The young man dribbling in and through the happy hive of younger kids was having fun and playing nicely, so I knew it wasn’t a case of Cole being treated unkindly. After handing over my check, I called the boys over. The teenager glanced my way, said something to Cole, and patted his back.

“Good job. See you tomorrow, Cole.” I couldn’t help noticing that my tall older son looked noticeably shorter when standing next to Mr. Tall Teenager, who had probably waved goodbye to 6 foot last year and was all arms, legs and pancake hands.

Cole. At 7 1/2, he struggles with certain details in life – realizations that come easily to Chase, but elude him in his wobbly quest for perfection. I pray daily about how to parent both children, about how to teach and model for Cole that he won’t be the best at everything and there’s always someone better than him, but that God made him just the way he’s supposed to be and he has lots of strengths.

We pray that Cole will be confident in who God created him to be without the burden of envy weighing on his growing bones.

A sound heart is life to the body, but envy is rottenness to the bones. ~ Proverbs 14:30

As the boys walked over, the Holy Spirit tweaked my soul, reminding that what’s truth for my children is truth for me as well. Were my bones rotting under the damaging weight of envy?

That morning I’d prayed Psalm 139:23 & 24, “Search me, O God, and know my heart; Try me, and know my anxieties; And see if there is any wicked way in me, and lead me in the way everlasting.”  As a networked writer, I see other writers’ success splashed across Facebook and writing blogs daily, pictures of their books on shelves and breakdowns of book sales and ebook rankings, and I cheer for them and pray for their success.

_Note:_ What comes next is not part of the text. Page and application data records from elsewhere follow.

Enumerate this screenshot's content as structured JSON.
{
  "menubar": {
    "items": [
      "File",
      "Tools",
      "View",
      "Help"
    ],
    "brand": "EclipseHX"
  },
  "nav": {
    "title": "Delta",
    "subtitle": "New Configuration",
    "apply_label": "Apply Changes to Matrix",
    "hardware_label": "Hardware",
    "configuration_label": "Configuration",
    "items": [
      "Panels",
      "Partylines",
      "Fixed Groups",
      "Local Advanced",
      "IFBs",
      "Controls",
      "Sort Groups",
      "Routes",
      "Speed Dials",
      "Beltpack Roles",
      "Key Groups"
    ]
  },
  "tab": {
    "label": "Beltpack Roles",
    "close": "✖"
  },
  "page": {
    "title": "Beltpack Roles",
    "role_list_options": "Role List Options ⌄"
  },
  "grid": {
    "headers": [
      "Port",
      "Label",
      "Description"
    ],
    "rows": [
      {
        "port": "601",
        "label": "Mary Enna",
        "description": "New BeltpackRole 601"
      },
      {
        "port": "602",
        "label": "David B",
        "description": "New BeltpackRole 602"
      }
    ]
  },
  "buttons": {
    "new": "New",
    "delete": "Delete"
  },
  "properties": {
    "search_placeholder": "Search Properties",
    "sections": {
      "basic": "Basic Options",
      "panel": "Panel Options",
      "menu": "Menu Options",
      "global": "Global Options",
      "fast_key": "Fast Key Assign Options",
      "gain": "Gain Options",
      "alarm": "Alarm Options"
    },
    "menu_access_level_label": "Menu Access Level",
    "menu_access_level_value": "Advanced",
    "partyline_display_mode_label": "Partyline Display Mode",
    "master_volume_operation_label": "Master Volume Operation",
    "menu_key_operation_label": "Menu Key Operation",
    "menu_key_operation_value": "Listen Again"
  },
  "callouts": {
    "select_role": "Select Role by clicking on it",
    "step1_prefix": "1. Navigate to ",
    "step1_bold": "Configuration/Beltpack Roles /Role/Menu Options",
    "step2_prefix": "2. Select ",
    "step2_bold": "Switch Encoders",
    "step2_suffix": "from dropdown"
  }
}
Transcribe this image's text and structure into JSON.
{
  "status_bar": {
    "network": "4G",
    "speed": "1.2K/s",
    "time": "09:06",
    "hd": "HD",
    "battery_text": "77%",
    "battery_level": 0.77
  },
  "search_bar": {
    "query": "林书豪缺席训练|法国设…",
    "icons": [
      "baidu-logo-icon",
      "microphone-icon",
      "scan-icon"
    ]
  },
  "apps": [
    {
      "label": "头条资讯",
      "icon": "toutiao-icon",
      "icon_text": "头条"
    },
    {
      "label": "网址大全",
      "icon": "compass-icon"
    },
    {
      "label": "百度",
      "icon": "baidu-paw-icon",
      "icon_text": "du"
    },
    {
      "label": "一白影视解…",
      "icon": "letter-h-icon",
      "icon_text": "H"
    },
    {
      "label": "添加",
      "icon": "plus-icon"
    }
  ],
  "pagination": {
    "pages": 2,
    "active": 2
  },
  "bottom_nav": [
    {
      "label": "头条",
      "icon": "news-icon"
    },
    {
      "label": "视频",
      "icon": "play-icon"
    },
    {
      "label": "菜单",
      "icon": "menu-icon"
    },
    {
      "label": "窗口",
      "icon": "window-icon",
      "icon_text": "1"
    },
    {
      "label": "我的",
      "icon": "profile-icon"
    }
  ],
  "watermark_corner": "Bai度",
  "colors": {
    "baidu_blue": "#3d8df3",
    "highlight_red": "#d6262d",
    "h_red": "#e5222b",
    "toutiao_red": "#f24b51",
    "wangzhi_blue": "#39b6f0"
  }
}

But – I admit – there are moments when I scrunch my face in want, feeling the bone-heavy envy that God’s word warns explicitly against. God’s word is truly “living and powerful, sharper than any two-edged sword, piercing even to the division of soul and spirit…a discerner of the thoughts and intents of the heart” (Hebrews 4:12), and I felt the Lord convicting me of the ugly, damaging sin of envy.

“For where envy and self-seeking exist, confusion and every evil thing are.” ~ James 3:16

As the boys trotted over and we loaded up, I read frustration and disappointment on Cole’s face. I handed them their water bottles, cranked up the air, and turned around in my seat to look at my red-faced son.

“Who would win if I raced against Michael Phelps in the pool?”

“Maybe you mommy.” I tried not to snort, tucking that away for a future blog post about faith.  

“Not happening, honey. He’s an Olympic athlete who’s trained for hours, days, weeks, months, years. He has much more experience and I’d be left in his wake. The teenager playing basketball is like that.”

“He’s taller than me!”

“Cole, he’s 10 years older than you! He’s supposed to be taller than you. In 10 years you might be that tall and the roles will be reversed. You’ll play keepaway with the younger kids. Right now just practice and have fun, honey. Don’t compare yourself to a 17 year old.”

 Later I felt the Lord tapping my heart, reminding me that it doesn’t matter who’s tall, taller, or tallest. We’re each purposed for God’s glory. I’ve been called to write for Him and that includes cheering on other writers and their successes and trusting Him in this awesome, life-long process of letting His Word direct my words.

Don’t compare yourself to others or allow envy into your bones. You’re fearfully and wonderfully made by Him and for Him, and that’s the long and short of it.